* **Your goal**: Your answer should be the entries below, reproduced character for character.

(Records drawn from a dataset)
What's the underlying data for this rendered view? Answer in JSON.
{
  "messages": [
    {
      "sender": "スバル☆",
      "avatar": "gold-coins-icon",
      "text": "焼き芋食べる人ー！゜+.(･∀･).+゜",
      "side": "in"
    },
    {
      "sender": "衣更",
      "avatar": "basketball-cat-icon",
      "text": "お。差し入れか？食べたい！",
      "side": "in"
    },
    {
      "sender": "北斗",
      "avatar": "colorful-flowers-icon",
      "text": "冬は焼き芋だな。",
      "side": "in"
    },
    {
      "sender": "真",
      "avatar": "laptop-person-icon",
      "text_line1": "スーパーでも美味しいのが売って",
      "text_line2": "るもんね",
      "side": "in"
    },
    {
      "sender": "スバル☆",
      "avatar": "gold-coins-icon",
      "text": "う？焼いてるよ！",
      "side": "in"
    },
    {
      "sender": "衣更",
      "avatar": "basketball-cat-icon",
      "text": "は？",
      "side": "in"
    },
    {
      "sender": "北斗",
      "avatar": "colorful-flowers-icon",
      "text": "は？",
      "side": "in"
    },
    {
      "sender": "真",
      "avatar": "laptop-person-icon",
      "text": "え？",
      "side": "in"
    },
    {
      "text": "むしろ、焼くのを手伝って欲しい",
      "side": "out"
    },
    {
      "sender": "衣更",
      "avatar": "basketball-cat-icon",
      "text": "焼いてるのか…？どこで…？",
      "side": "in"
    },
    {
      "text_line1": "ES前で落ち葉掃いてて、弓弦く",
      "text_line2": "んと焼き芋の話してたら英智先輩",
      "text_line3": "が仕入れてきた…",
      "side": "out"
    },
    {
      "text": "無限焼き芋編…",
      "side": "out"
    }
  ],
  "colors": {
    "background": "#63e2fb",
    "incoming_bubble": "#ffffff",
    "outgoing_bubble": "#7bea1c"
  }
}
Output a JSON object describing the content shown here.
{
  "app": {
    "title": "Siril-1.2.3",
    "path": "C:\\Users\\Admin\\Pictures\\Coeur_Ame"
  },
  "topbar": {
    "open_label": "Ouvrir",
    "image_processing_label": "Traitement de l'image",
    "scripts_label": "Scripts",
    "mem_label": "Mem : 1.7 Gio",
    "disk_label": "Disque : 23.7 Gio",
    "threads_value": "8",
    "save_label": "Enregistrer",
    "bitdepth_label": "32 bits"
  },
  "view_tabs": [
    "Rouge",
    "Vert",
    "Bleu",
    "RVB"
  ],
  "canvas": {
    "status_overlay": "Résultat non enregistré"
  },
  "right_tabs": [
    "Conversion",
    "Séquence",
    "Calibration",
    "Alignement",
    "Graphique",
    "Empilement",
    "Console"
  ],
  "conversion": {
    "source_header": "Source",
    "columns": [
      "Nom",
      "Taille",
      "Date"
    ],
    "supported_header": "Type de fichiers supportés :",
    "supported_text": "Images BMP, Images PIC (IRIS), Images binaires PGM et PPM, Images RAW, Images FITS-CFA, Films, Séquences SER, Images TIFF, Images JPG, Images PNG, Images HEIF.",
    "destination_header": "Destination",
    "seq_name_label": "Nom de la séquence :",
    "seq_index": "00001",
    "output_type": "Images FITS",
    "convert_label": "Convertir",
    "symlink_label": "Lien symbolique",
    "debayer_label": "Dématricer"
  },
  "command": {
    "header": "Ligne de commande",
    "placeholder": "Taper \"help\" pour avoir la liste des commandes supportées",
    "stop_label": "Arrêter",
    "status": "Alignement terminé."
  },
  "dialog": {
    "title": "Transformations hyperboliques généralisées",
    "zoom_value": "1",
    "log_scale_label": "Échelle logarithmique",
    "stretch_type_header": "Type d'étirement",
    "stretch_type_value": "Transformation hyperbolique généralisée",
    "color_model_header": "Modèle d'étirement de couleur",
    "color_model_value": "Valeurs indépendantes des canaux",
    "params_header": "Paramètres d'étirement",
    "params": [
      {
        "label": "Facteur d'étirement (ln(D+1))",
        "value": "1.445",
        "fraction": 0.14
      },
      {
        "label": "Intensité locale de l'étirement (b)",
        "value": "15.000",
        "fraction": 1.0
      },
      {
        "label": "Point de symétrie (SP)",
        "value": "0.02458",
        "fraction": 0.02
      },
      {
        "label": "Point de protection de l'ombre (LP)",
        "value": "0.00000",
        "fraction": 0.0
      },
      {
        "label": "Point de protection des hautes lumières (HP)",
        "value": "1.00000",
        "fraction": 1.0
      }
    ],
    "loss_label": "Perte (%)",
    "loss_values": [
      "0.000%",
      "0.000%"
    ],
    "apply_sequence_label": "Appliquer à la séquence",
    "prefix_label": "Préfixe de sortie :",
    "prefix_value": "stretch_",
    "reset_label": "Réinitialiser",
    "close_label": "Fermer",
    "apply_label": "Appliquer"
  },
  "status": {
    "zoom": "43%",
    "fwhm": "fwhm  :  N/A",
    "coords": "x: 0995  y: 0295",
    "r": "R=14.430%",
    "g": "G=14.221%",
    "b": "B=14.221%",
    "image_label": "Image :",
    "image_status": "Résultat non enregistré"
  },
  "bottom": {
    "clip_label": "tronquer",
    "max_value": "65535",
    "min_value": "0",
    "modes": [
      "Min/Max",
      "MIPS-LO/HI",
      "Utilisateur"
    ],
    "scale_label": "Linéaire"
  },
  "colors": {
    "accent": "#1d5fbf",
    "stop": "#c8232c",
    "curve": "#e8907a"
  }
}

* **Written solution**:
What's the underlying data for this rendered view? Answer in JSON.
{
  "messages": [
    {
      "sender": "スバル☆",
      "avatar": "gold-coins-icon",
      "text": "焼き芋食べる人ー！゜+.(･∀･).+゜",
      "side": "in"
    },
    {
      "sender": "衣更",
      "avatar": "basketball-cat-icon",
      "text": "お。差し入れか？食べたい！",
      "side": "in"
    },
    {
      "sender": "北斗",
      "avatar": "colorful-flowers-icon",
      "text": "冬は焼き芋だな。",
      "side": "in"
    },
    {
      "sender": "真",
      "avatar": "laptop-person-icon",
      "text_line1": "スーパーでも美味しいのが売って",
      "text_line2": "るもんね",
      "side": "in"
    },
    {
      "sender": "スバル☆",
      "avatar": "gold-coins-icon",
      "text": "う？焼いてるよ！",
      "side": "in"
    },
    {
      "sender": "衣更",
      "avatar": "basketball-cat-icon",
      "text": "は？",
      "side": "in"
    },
    {
      "sender": "北斗",
      "avatar": "colorful-flowers-icon",
      "text": "は？",
      "side": "in"
    },
    {
      "sender": "真",
      "avatar": "laptop-person-icon",
      "text": "え？",
      "side": "in"
    },
    {
      "text": "むしろ、焼くのを手伝って欲しい",
      "side": "out"
    },
    {
      "sender": "衣更",
      "avatar": "basketball-cat-icon",
      "text": "焼いてるのか…？どこで…？",
      "side": "in"
    },
    {
      "text_line1": "ES前で落ち葉掃いてて、弓弦く",
      "text_line2": "んと焼き芋の話してたら英智先輩",
      "text_line3": "が仕入れてきた…",
      "side": "out"
    },
    {
      "text": "無限焼き芋編…",
      "side": "out"
    }
  ],
  "colors": {
    "background": "#63e2fb",
    "incoming_bubble": "#ffffff",
    "outgoing_bubble": "#7bea1c"
  }
}
Output a JSON object describing the content shown here.
{
  "app": {
    "title": "Siril-1.2.3",
    "path": "C:\\Users\\Admin\\Pictures\\Coeur_Ame"
  },
  "topbar": {
    "open_label": "Ouvrir",
    "image_processing_label": "Traitement de l'image",
    "scripts_label": "Scripts",
    "mem_label": "Mem : 1.7 Gio",
    "disk_label": "Disque : 23.7 Gio",
    "threads_value": "8",
    "save_label": "Enregistrer",
    "bitdepth_label": "32 bits"
  },
  "view_tabs": [
    "Rouge",
    "Vert",
    "Bleu",
    "RVB"
  ],
  "canvas": {
    "status_overlay": "Résultat non enregistré"
  },
  "right_tabs": [
    "Conversion",
    "Séquence",
    "Calibration",
    "Alignement",
    "Graphique",
    "Empilement",
    "Console"
  ],
  "conversion": {
    "source_header": "Source",
    "columns": [
      "Nom",
      "Taille",
      "Date"
    ],
    "supported_header": "Type de fichiers supportés :",
    "supported_text": "Images BMP, Images PIC (IRIS), Images binaires PGM et PPM, Images RAW, Images FITS-CFA, Films, Séquences SER, Images TIFF, Images JPG, Images PNG, Images HEIF.",
    "destination_header": "Destination",
    "seq_name_label": "Nom de la séquence :",
    "seq_index": "00001",
    "output_type": "Images FITS",
    "convert_label": "Convertir",
    "symlink_label": "Lien symbolique",
    "debayer_label": "Dématricer"
  },
  "command": {
    "header": "Ligne de commande",
    "placeholder": "Taper \"help\" pour avoir la liste des commandes supportées",
    "stop_label": "Arrêter",
    "status": "Alignement terminé."
  },
  "dialog": {
    "title": "Transformations hyperboliques généralisées",
    "zoom_value": "1",
    "log_scale_label": "Échelle logarithmique",
    "stretch_type_header": "Type d'étirement",
    "stretch_type_value": "Transformation hyperbolique généralisée",
    "color_model_header": "Modèle d'étirement de couleur",
    "color_model_value": "Valeurs indépendantes des canaux",
    "params_header": "Paramètres d'étirement",
    "params": [
      {
        "label": "Facteur d'étirement (ln(D+1))",
        "value": "1.445",
        "fraction": 0.14
      },
      {
        "label": "Intensité locale de l'étirement (b)",
        "value": "15.000",
        "fraction": 1.0
      },
      {
        "label": "Point de symétrie (SP)",
        "value": "0.02458",
        "fraction": 0.02
      },
      {
        "label": "Point de protection de l'ombre (LP)",
        "value": "0.00000",
        "fraction": 0.0
      },
      {
        "label": "Point de protection des hautes lumières (HP)",
        "value": "1.00000",
        "fraction": 1.0
      }
    ],
    "loss_label": "Perte (%)",
    "loss_values": [
      "0.000%",
      "0.000%"
    ],
    "apply_sequence_label": "Appliquer à la séquence",
    "prefix_label": "Préfixe de sortie :",
    "prefix_value": "stretch_",
    "reset_label": "Réinitialiser",
    "close_label": "Fermer",
    "apply_label": "Appliquer"
  },
  "status": {
    "zoom": "43%",
    "fwhm": "fwhm  :  N/A",
    "coords": "x: 0995  y: 0295",
    "r": "R=14.430%",
    "g": "G=14.221%",
    "b": "B=14.221%",
    "image_label": "Image :",
    "image_status": "Résultat non enregistré"
  },
  "bottom": {
    "clip_label": "tronquer",
    "max_value": "65535",
    "min_value": "0",
    "modes": [
      "Min/Max",
      "MIPS-LO/HI",
      "Utilisateur"
    ],
    "scale_label": "Linéaire"
  },
  "colors": {
    "accent": "#1d5fbf",
    "stop": "#c8232c",
    "curve": "#e8907a"
  }
}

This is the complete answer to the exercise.